* [Exercise aim] Each line in the records below that has the word "Form" should be copied.

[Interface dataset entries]
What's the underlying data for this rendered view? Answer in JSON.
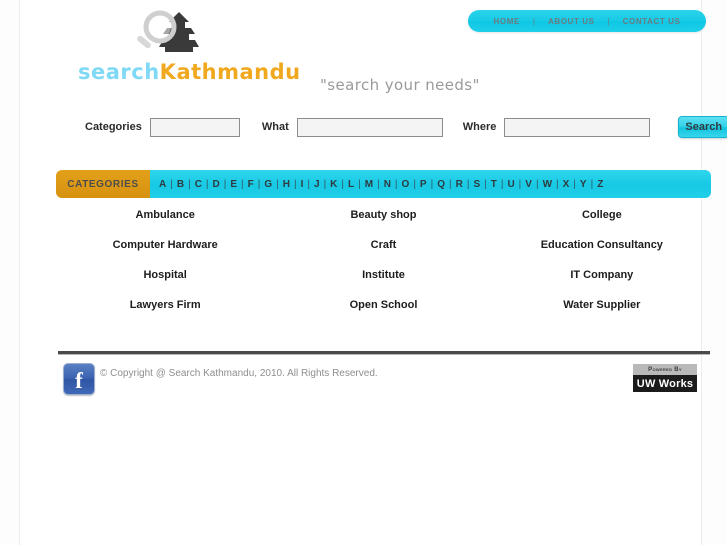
{
  "site": {
    "logo_text_part1": "search",
    "logo_text_part2": "Kathmandu",
    "logo_mark_icon": "magnifier-pagoda-icon",
    "tagline": "\"search your needs\"",
    "colors": {
      "cyan": "#19cbe6",
      "orange": "#d6920f",
      "logo_blue": "#7fd9f5",
      "logo_orange": "#f0a81e",
      "facebook_blue": "#2f55a3"
    }
  },
  "nav": {
    "separator": "|",
    "items": [
      {
        "label": "HOME"
      },
      {
        "label": "ABOUT US"
      },
      {
        "label": "CONTACT US"
      }
    ]
  },
  "search": {
    "fields": [
      {
        "label": "Categories",
        "value": "",
        "placeholder": ""
      },
      {
        "label": "What",
        "value": "",
        "placeholder": ""
      },
      {
        "label": "Where",
        "value": "",
        "placeholder": ""
      }
    ],
    "button_label": "Search"
  },
  "categories_bar": {
    "tab_label": "CATEGORIES",
    "separator": "|",
    "letters": [
      "A",
      "B",
      "C",
      "D",
      "E",
      "F",
      "G",
      "H",
      "I",
      "J",
      "K",
      "L",
      "M",
      "N",
      "O",
      "P",
      "Q",
      "R",
      "S",
      "T",
      "U",
      "V",
      "W",
      "X",
      "Y",
      "Z"
    ]
  },
  "categories": [
    "Ambulance",
    "Beauty shop",
    "College",
    "Computer Hardware",
    "Craft",
    "Education Consultancy",
    "Hospital",
    "Institute",
    "IT Company",
    "Lawyers Firm",
    "Open School",
    "Water Supplier"
  ],
  "footer": {
    "facebook_icon": "facebook-icon",
    "facebook_glyph": "f",
    "copyright": "© Copyright @ Search Kathmandu, 2010. All Rights Reserved.",
    "powered_top": "Powered By",
    "powered_bottom": "UW Works"
  }
}
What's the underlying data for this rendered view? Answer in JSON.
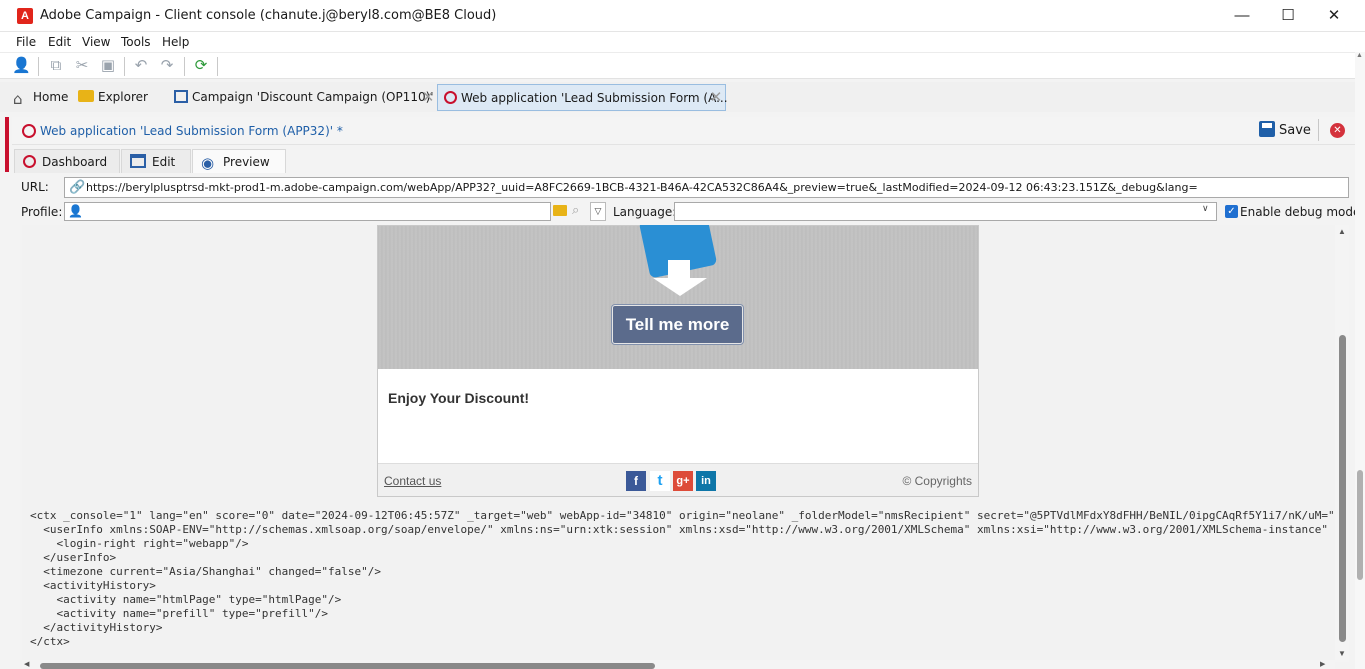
{
  "window": {
    "title": "Adobe Campaign - Client console (chanute.j@beryl8.com@BE8 Cloud)",
    "app_icon": "A",
    "minimize": "—",
    "maximize": "☐",
    "close": "✕"
  },
  "menu": [
    "File",
    "Edit",
    "View",
    "Tools",
    "Help"
  ],
  "tabs": {
    "home": "Home",
    "explorer": "Explorer",
    "campaign": "Campaign 'Discount Campaign (OP110)'",
    "webapp": "Web application 'Lead Submission Form (A..."
  },
  "document": {
    "title": "Web application 'Lead Submission Form (APP32)' *",
    "save_label": "Save"
  },
  "subtabs": {
    "dashboard": "Dashboard",
    "edit": "Edit",
    "preview": "Preview"
  },
  "url": {
    "label": "URL:",
    "value": "https://berylplusptrsd-mkt-prod1-m.adobe-campaign.com/webApp/APP32?_uuid=A8FC2669-1BCB-4321-B46A-42CA532C86A4&_preview=true&_lastModified=2024-09-12 06:43:23.151Z&_debug&lang="
  },
  "profile": {
    "label": "Profile:",
    "value": ""
  },
  "language": {
    "label": "Language:",
    "value": ""
  },
  "debug_mode": {
    "label": "Enable debug mode",
    "checked": true
  },
  "email": {
    "button": "Tell me more",
    "heading": "Enjoy Your Discount!",
    "contact": "Contact us",
    "copyright": "© Copyrights",
    "social": [
      "f",
      "t",
      "g+",
      "in"
    ]
  },
  "debug_xml": [
    "<ctx _console=\"1\" lang=\"en\" score=\"0\" date=\"2024-09-12T06:45:57Z\" _target=\"web\" webApp-id=\"34810\" origin=\"neolane\" _folderModel=\"nmsRecipient\" secret=\"@5PTVdlMFdxY8dFHH/BeNIL/0ipgCAqRf5Y1i7/nK/uM=\"",
    "  <userInfo xmlns:SOAP-ENV=\"http://schemas.xmlsoap.org/soap/envelope/\" xmlns:ns=\"urn:xtk:session\" xmlns:xsd=\"http://www.w3.org/2001/XMLSchema\" xmlns:xsi=\"http://www.w3.org/2001/XMLSchema-instance\" d",
    "    <login-right right=\"webapp\"/>",
    "  </userInfo>",
    "  <timezone current=\"Asia/Shanghai\" changed=\"false\"/>",
    "  <activityHistory>",
    "    <activity name=\"htmlPage\" type=\"htmlPage\"/>",
    "    <activity name=\"prefill\" type=\"prefill\"/>",
    "  </activityHistory>",
    "</ctx>"
  ]
}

* [Response]
    "webapp": "Web application 'Lead Submission Form (A..."
    "title": "Web application 'Lead Submission Form (APP32)' *",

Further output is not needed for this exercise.